recent convert, March 1950
. . .This being Easter, I thought it would be nice of me if
I tried to write you a charming letter. However, I fear Ive
lost my touch. Charming and flattering people used to be easy
for me to do but now Im finding it extremely difficult.
Maybe Im growing old and more serious. Better still, maybe
I am just to [sic] evil. I do get my kicks by writing you irritating
letters. I must have inherited some sadistic traits from someone
along the line somewhere. Whom? . . .
Maybe Im just beginning to find myself in this crazy
world. . . .
Now that the baseball season has begun I have much to occupy
my mind because I follow Jackie Robinson and the Brooklyn Dodgers
so closely that, at times, I forget Im in prison. . .
Excerpted from a letter to Ella Collins
My Most Dearly Beloved Brother Raymond,
May the All-Wise Allah be with you as I write, and may He bestow

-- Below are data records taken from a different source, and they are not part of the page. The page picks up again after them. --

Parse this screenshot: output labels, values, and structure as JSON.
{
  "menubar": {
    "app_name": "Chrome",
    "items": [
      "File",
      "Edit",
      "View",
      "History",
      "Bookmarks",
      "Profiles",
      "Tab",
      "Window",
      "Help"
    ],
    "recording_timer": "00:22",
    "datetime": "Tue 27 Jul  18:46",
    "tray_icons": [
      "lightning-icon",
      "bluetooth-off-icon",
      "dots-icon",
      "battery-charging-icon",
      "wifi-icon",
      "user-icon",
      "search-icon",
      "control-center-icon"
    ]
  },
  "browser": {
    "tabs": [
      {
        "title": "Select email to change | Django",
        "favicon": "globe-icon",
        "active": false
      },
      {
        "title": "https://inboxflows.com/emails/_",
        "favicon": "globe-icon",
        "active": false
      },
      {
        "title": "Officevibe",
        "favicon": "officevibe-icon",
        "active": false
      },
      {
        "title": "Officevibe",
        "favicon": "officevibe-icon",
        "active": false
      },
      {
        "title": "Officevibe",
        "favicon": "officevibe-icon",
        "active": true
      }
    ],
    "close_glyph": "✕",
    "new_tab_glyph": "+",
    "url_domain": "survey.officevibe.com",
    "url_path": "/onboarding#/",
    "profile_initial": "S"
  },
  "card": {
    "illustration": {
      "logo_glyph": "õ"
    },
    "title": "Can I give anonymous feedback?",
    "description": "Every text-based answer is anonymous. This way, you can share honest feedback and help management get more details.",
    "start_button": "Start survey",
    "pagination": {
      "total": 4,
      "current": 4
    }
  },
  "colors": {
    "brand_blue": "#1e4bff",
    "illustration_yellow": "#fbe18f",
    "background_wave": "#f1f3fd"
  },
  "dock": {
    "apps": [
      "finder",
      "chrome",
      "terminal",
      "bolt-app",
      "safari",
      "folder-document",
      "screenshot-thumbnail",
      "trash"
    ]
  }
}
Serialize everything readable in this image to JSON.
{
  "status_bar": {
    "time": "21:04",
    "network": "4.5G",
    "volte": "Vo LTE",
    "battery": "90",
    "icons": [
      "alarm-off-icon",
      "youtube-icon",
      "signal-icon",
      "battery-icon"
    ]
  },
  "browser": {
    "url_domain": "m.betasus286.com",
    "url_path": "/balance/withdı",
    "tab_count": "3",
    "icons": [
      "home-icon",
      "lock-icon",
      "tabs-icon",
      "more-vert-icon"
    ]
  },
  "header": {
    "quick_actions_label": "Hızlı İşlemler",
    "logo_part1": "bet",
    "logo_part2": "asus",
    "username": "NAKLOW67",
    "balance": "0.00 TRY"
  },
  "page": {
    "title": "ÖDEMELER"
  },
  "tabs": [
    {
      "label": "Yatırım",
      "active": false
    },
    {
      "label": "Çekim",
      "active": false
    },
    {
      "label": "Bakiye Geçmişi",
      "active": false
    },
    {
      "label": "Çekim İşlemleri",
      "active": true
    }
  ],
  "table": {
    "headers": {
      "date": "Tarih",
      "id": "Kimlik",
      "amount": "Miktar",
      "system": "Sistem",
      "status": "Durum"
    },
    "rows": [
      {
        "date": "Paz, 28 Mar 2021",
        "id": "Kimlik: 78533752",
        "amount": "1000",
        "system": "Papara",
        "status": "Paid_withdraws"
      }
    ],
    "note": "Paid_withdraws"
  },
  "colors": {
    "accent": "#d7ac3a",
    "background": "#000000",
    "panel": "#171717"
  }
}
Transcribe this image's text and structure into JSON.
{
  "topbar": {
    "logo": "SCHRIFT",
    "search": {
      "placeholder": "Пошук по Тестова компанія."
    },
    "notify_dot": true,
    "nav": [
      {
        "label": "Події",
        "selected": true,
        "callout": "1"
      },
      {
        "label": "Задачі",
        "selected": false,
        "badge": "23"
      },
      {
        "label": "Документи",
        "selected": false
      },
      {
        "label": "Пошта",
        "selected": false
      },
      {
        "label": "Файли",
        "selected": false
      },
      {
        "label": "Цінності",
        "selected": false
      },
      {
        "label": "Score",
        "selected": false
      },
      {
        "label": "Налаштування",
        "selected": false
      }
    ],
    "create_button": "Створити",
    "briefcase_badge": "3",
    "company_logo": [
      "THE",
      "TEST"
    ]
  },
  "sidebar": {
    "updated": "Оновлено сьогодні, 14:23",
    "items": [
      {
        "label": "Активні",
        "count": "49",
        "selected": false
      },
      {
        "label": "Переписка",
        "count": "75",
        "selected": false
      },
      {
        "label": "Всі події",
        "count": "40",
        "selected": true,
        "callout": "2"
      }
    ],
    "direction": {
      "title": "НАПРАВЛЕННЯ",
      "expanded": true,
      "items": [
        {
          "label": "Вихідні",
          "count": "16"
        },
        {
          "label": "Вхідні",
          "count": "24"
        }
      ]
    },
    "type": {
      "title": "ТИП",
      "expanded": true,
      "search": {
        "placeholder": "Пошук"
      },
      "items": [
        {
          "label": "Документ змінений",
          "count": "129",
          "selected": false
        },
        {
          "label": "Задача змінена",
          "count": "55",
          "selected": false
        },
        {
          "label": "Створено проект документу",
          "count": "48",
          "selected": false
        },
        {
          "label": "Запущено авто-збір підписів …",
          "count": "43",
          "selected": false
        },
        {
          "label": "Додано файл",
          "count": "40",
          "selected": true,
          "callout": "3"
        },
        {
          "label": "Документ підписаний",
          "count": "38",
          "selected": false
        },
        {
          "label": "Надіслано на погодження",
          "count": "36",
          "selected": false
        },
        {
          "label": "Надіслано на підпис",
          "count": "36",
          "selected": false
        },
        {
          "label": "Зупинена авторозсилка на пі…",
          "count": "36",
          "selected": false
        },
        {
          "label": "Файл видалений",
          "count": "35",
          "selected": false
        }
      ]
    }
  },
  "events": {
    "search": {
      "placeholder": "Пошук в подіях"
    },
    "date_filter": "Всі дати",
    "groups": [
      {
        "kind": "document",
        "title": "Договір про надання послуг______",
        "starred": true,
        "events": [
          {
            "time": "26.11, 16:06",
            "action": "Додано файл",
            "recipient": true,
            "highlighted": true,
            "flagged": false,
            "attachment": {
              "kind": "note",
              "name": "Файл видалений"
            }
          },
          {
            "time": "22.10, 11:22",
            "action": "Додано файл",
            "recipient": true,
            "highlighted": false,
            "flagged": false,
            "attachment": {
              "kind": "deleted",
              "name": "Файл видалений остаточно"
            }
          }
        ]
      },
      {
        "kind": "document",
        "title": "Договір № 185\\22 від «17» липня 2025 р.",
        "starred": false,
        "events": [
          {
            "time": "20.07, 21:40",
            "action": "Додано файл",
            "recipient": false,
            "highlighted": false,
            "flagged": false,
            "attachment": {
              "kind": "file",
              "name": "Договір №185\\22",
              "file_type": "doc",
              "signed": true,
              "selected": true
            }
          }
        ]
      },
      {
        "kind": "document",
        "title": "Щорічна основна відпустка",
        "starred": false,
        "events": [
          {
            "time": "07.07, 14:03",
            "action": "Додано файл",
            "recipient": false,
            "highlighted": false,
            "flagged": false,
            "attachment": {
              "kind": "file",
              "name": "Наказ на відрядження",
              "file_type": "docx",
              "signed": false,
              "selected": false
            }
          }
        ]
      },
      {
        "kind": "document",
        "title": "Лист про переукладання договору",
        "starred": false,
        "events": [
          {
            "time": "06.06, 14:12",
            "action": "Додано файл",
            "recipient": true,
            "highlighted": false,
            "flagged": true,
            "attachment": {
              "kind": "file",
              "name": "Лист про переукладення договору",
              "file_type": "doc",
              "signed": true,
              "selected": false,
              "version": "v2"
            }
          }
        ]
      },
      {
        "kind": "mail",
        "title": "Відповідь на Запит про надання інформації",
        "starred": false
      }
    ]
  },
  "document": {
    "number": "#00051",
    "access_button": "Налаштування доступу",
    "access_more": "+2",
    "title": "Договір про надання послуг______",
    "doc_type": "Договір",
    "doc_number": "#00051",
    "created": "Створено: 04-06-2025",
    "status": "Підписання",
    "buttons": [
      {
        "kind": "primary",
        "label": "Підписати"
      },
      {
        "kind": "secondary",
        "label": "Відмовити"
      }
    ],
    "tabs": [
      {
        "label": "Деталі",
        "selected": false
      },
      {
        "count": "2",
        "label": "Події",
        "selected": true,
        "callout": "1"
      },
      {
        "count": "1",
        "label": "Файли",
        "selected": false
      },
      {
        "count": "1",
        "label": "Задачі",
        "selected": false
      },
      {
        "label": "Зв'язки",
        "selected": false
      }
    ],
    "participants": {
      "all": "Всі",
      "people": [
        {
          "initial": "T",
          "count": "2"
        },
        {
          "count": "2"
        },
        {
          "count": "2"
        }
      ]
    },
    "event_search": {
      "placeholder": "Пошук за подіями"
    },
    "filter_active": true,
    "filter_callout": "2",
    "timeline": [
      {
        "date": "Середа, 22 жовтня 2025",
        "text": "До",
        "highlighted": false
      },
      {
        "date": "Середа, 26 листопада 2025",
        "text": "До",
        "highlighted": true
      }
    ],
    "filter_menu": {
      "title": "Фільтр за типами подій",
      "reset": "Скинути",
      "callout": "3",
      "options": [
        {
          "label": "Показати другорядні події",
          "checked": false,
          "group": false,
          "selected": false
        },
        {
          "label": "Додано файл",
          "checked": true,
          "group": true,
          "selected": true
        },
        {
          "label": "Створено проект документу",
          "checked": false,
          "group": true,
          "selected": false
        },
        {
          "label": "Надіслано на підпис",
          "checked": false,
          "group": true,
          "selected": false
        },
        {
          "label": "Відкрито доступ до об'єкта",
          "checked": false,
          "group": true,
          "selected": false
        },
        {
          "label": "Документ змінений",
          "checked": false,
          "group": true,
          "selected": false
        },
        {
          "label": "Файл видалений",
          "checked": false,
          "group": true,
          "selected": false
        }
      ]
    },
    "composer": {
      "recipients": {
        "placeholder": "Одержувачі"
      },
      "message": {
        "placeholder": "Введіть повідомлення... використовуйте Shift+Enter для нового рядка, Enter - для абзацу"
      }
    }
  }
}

upon you Eternal Life. . . .
. . . The most beautiful thing in the world, and is a beauty
that forever attracts, is that which is read in the depths of
ones [sic] eyestherein lies the essence of ones [sic]
Soulthe Book of Allahfor it is this deep unfathomable
work of Nature that forever leaves the onlooker mute with silent
admiration. . . .
. . . So you went to college? I must seem quite dumb to you
then (in a way). I only finished eighth grade, but Ive
always been all eyes and ears (and even all nose) on the side.
One can pick up some bits of knowledge here and there that way.
. . .
Your Brother in Truth,
Excerpted from a letter to Raymond, a
friend and fellow Muslim